The entries are to be returned exactly, with images left out.

------ DATASET CONTENT

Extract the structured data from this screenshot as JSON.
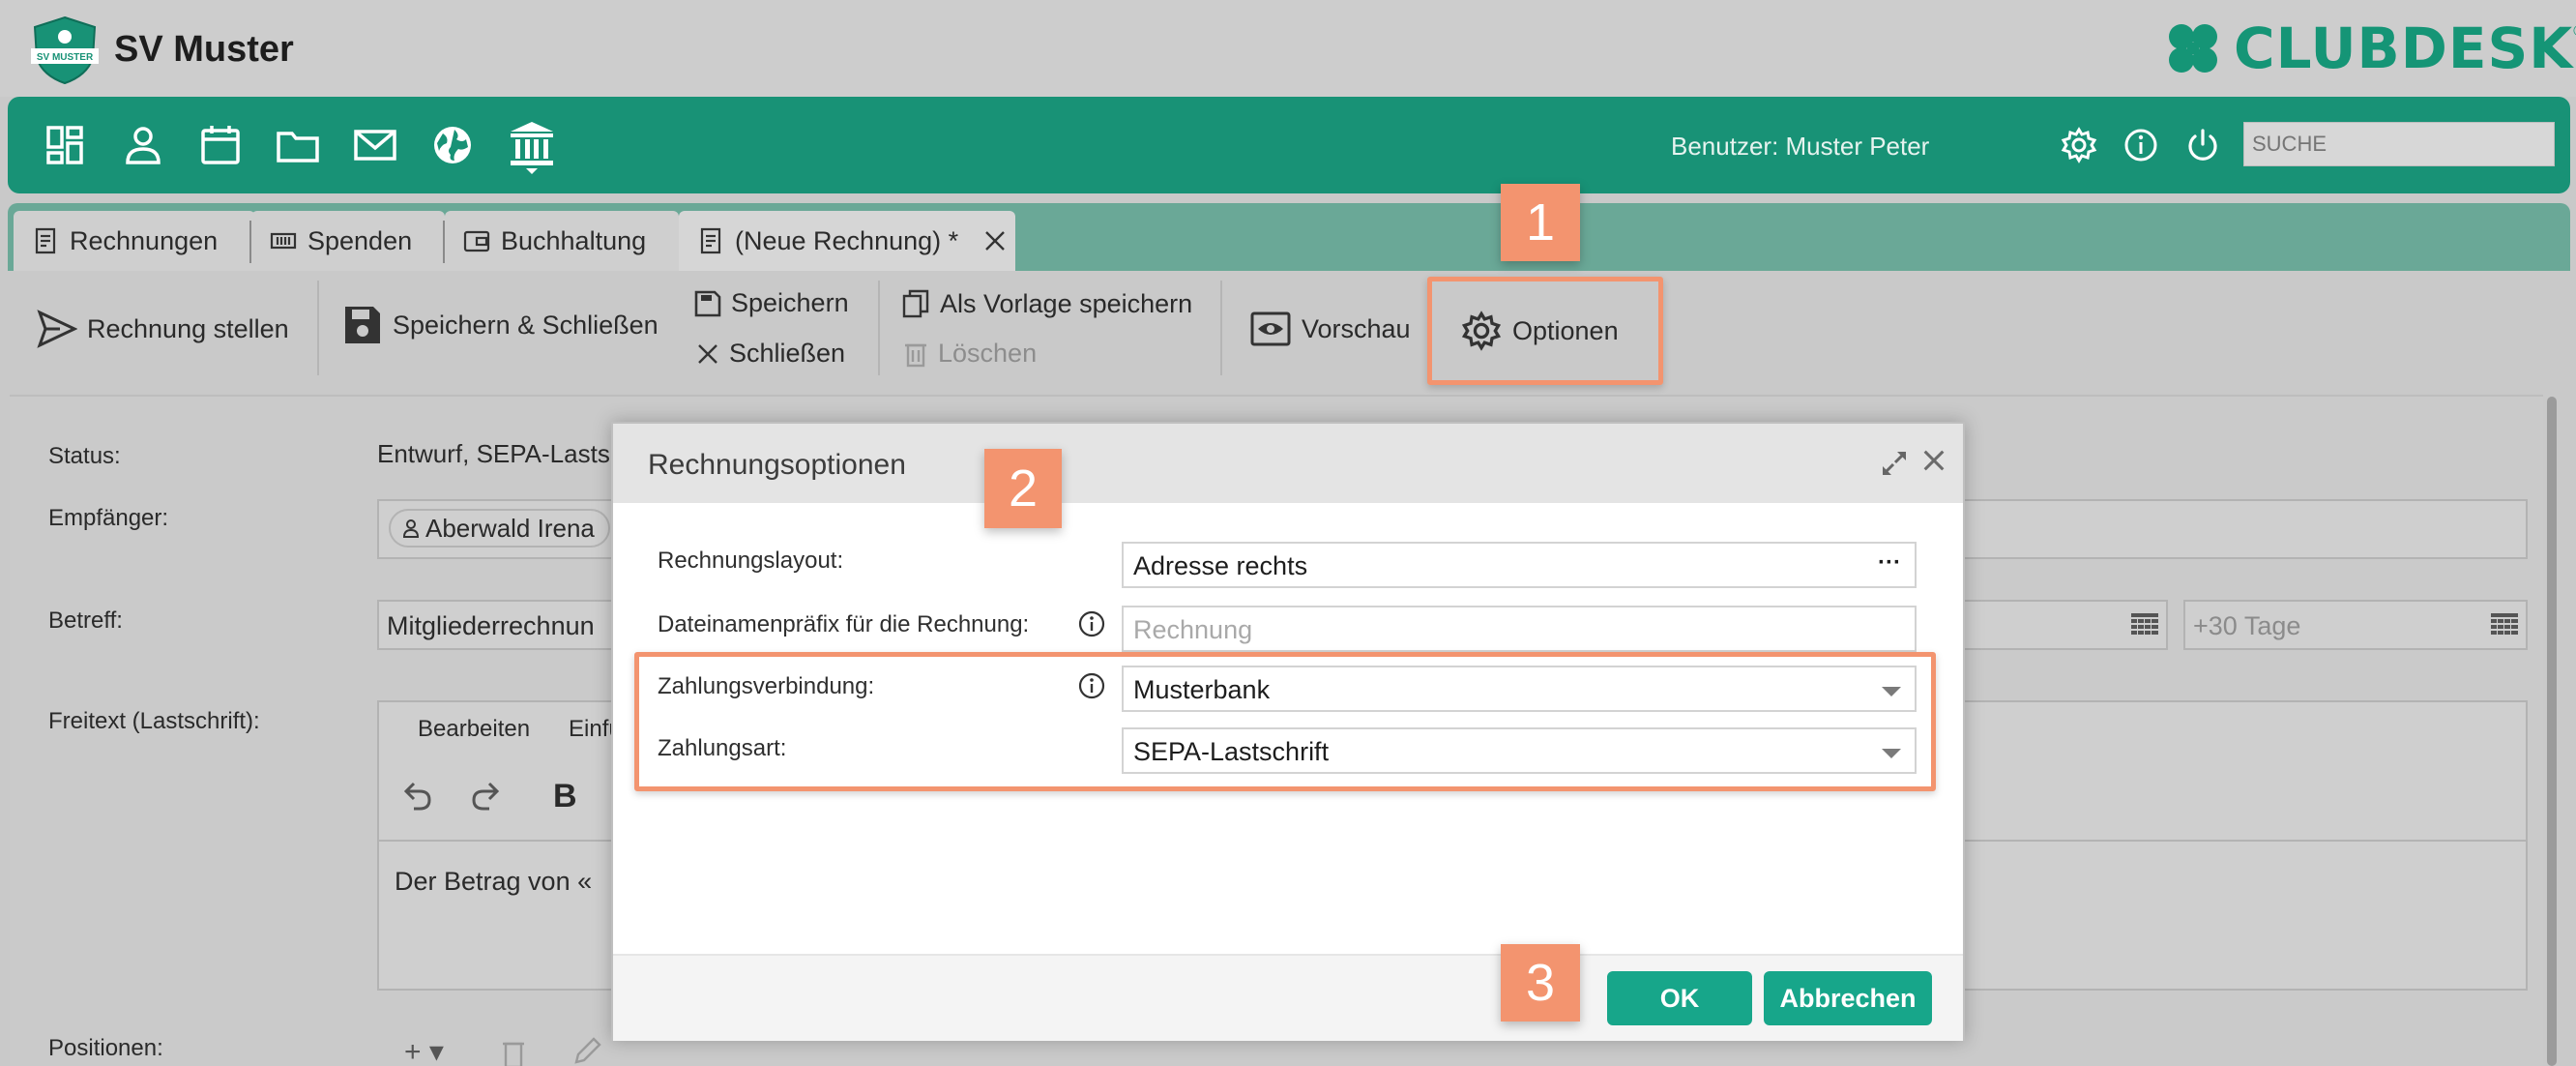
{
  "header": {
    "club_name": "SV Muster",
    "logo_text": "SV MUSTER",
    "brand": "CLUBDESK",
    "brand_mark": "®"
  },
  "nav": {
    "icons": [
      "dashboard-icon",
      "person-icon",
      "calendar-icon",
      "folder-icon",
      "mail-icon",
      "globe-icon",
      "bank-icon"
    ],
    "user": "Benutzer: Muster Peter",
    "search_placeholder": "SUCHE"
  },
  "tabs": [
    {
      "label": "Rechnungen",
      "icon": "invoice-icon"
    },
    {
      "label": "Spenden",
      "icon": "donation-icon"
    },
    {
      "label": "Buchhaltung",
      "icon": "wallet-icon"
    },
    {
      "label": "(Neue Rechnung) *",
      "icon": "invoice-icon",
      "active": true
    }
  ],
  "toolbar": {
    "send": "Rechnung stellen",
    "save_close": "Speichern & Schließen",
    "save": "Speichern",
    "close": "Schließen",
    "save_template": "Als Vorlage speichern",
    "delete": "Löschen",
    "preview": "Vorschau",
    "options": "Optionen"
  },
  "form": {
    "status_label": "Status:",
    "status_value": "Entwurf, SEPA-Lasts",
    "recipient_label": "Empfänger:",
    "recipient_chip": "Aberwald Irena",
    "subject_label": "Betreff:",
    "subject_value": "Mitgliederrechnun",
    "due_placeholder": "+30 Tage",
    "freetext_label": "Freitext (Lastschrift):",
    "editor_menu_edit": "Bearbeiten",
    "editor_menu_insert": "Einfü",
    "editor_bold": "B",
    "editor_text": "Der Betrag von «",
    "positions_label": "Positionen:"
  },
  "modal": {
    "title": "Rechnungsoptionen",
    "layout_label": "Rechnungslayout:",
    "layout_value": "Adresse rechts",
    "layout_more": "···",
    "prefix_label": "Dateinamenpräfix für die Rechnung:",
    "prefix_placeholder": "Rechnung",
    "connection_label": "Zahlungsverbindung:",
    "connection_value": "Musterbank",
    "method_label": "Zahlungsart:",
    "method_value": "SEPA-Lastschrift",
    "ok": "OK",
    "cancel": "Abbrechen"
  },
  "callouts": [
    "1",
    "2",
    "3"
  ],
  "colors": {
    "brand_green": "#189276",
    "accent_orange": "#f3946f",
    "button_green": "#17a68a"
  }
}
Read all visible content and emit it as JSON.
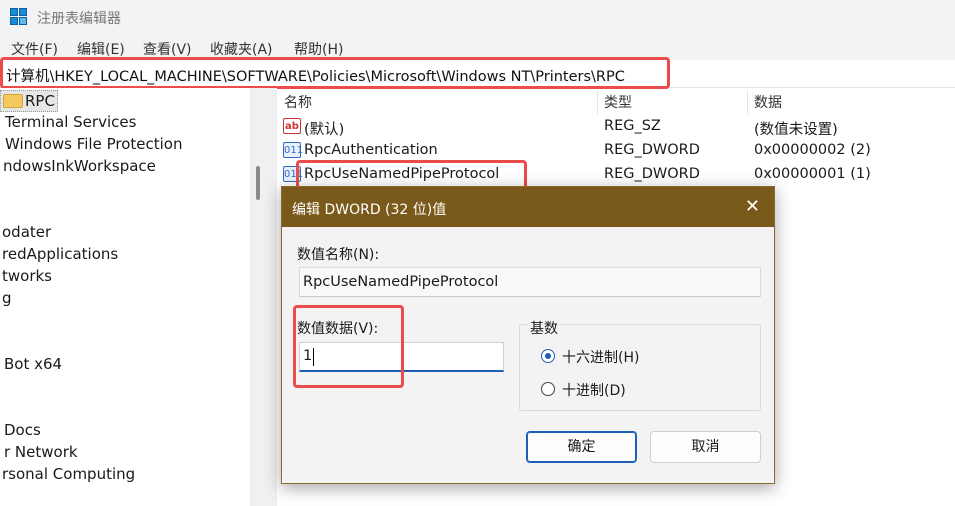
{
  "window": {
    "title": "注册表编辑器",
    "icon": "registry-editor-icon"
  },
  "menu": [
    "文件(F)",
    "编辑(E)",
    "查看(V)",
    "收藏夹(A)",
    "帮助(H)"
  ],
  "address": {
    "path": "计算机\\HKEY_LOCAL_MACHINE\\SOFTWARE\\Policies\\Microsoft\\Windows NT\\Printers\\RPC"
  },
  "tree": {
    "selected": "RPC",
    "items": [
      "Terminal Services",
      "Windows File Protection",
      "ndowsInkWorkspace",
      "odater",
      "redApplications",
      "tworks",
      "g",
      "Bot x64",
      "Docs",
      "r Network",
      "rsonal Computing"
    ]
  },
  "list": {
    "columns": {
      "name": "名称",
      "type": "类型",
      "data": "数据"
    },
    "rows": [
      {
        "name": "(默认)",
        "type": "REG_SZ",
        "data": "(数值未设置)",
        "icon": "string-value-icon"
      },
      {
        "name": "RpcAuthentication",
        "type": "REG_DWORD",
        "data": "0x00000002 (2)",
        "icon": "dword-value-icon"
      },
      {
        "name": "RpcUseNamedPipeProtocol",
        "type": "REG_DWORD",
        "data": "0x00000001 (1)",
        "icon": "dword-value-icon"
      }
    ]
  },
  "dialog": {
    "title": "编辑 DWORD (32 位)值",
    "name_label": "数值名称(N):",
    "name_value": "RpcUseNamedPipeProtocol",
    "data_label": "数值数据(V):",
    "data_value": "1",
    "base_label": "基数",
    "hex_label": "十六进制(H)",
    "dec_label": "十进制(D)",
    "ok_label": "确定",
    "cancel_label": "取消",
    "close_glyph": "✕"
  },
  "colors": {
    "highlight": "#ec4b4b",
    "accent": "#1c5fb4",
    "dialog_title": "#7a5a1a"
  }
}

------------

RESPONSE TO THE TASK:
Extract the structured data from this screenshot as JSON.
{
  "header": {
    "club_name": "SV Muster",
    "logo_text": "SV MUSTER",
    "brand": "CLUBDESK",
    "brand_mark": "®"
  },
  "nav": {
    "icons": [
      "dashboard-icon",
      "person-icon",
      "calendar-icon",
      "folder-icon",
      "mail-icon",
      "globe-icon",
      "bank-icon"
    ],
    "user": "Benutzer: Muster Peter",
    "search_placeholder": "SUCHE"
  },
  "tabs": [
    {
      "label": "Rechnungen",
      "icon": "invoice-icon"
    },
    {
      "label": "Spenden",
      "icon": "donation-icon"
    },
    {
      "label": "Buchhaltung",
      "icon": "wallet-icon"
    },
    {
      "label": "(Neue Rechnung) *",
      "icon": "invoice-icon",
      "active": true
    }
  ],
  "toolbar": {
    "send": "Rechnung stellen",
    "save_close": "Speichern & Schließen",
    "save": "Speichern",
    "close": "Schließen",
    "save_template": "Als Vorlage speichern",
    "delete": "Löschen",
    "preview": "Vorschau",
    "options": "Optionen"
  },
  "form": {
    "status_label": "Status:",
    "status_value": "Entwurf, SEPA-Lasts",
    "recipient_label": "Empfänger:",
    "recipient_chip": "Aberwald Irena",
    "subject_label": "Betreff:",
    "subject_value": "Mitgliederrechnun",
    "due_placeholder": "+30 Tage",
    "freetext_label": "Freitext (Lastschrift):",
    "editor_menu_edit": "Bearbeiten",
    "editor_menu_insert": "Einfü",
    "editor_bold": "B",
    "editor_text": "Der Betrag von «",
    "positions_label": "Positionen:"
  },
  "modal": {
    "title": "Rechnungsoptionen",
    "layout_label": "Rechnungslayout:",
    "layout_value": "Adresse rechts",
    "layout_more": "···",
    "prefix_label": "Dateinamenpräfix für die Rechnung:",
    "prefix_placeholder": "Rechnung",
    "connection_label": "Zahlungsverbindung:",
    "connection_value": "Musterbank",
    "method_label": "Zahlungsart:",
    "method_value": "SEPA-Lastschrift",
    "ok": "OK",
    "cancel": "Abbrechen"
  },
  "callouts": [
    "1",
    "2",
    "3"
  ],
  "colors": {
    "brand_green": "#189276",
    "accent_orange": "#f3946f",
    "button_green": "#17a68a"
  }
}
Read all visible content and emit it as JSON.
{
  "window": {
    "title": "注册表编辑器",
    "icon": "registry-editor-icon"
  },
  "menu": [
    "文件(F)",
    "编辑(E)",
    "查看(V)",
    "收藏夹(A)",
    "帮助(H)"
  ],
  "address": {
    "path": "计算机\\HKEY_LOCAL_MACHINE\\SOFTWARE\\Policies\\Microsoft\\Windows NT\\Printers\\RPC"
  },
  "tree": {
    "selected": "RPC",
    "items": [
      "Terminal Services",
      "Windows File Protection",
      "ndowsInkWorkspace",
      "odater",
      "redApplications",
      "tworks",
      "g",
      "Bot x64",
      "Docs",
      "r Network",
      "rsonal Computing"
    ]
  },
  "list": {
    "columns": {
      "name": "名称",
      "type": "类型",
      "data": "数据"
    },
    "rows": [
      {
        "name": "(默认)",
        "type": "REG_SZ",
        "data": "(数值未设置)",
        "icon": "string-value-icon"
      },
      {
        "name": "RpcAuthentication",
        "type": "REG_DWORD",
        "data": "0x00000002 (2)",
        "icon": "dword-value-icon"
      },
      {
        "name": "RpcUseNamedPipeProtocol",
        "type": "REG_DWORD",
        "data": "0x00000001 (1)",
        "icon": "dword-value-icon"
      }
    ]
  },
  "dialog": {
    "title": "编辑 DWORD (32 位)值",
    "name_label": "数值名称(N):",
    "name_value": "RpcUseNamedPipeProtocol",
    "data_label": "数值数据(V):",
    "data_value": "1",
    "base_label": "基数",
    "hex_label": "十六进制(H)",
    "dec_label": "十进制(D)",
    "ok_label": "确定",
    "cancel_label": "取消",
    "close_glyph": "✕"
  },
  "colors": {
    "highlight": "#ec4b4b",
    "accent": "#1c5fb4",
    "dialog_title": "#7a5a1a"
  }
}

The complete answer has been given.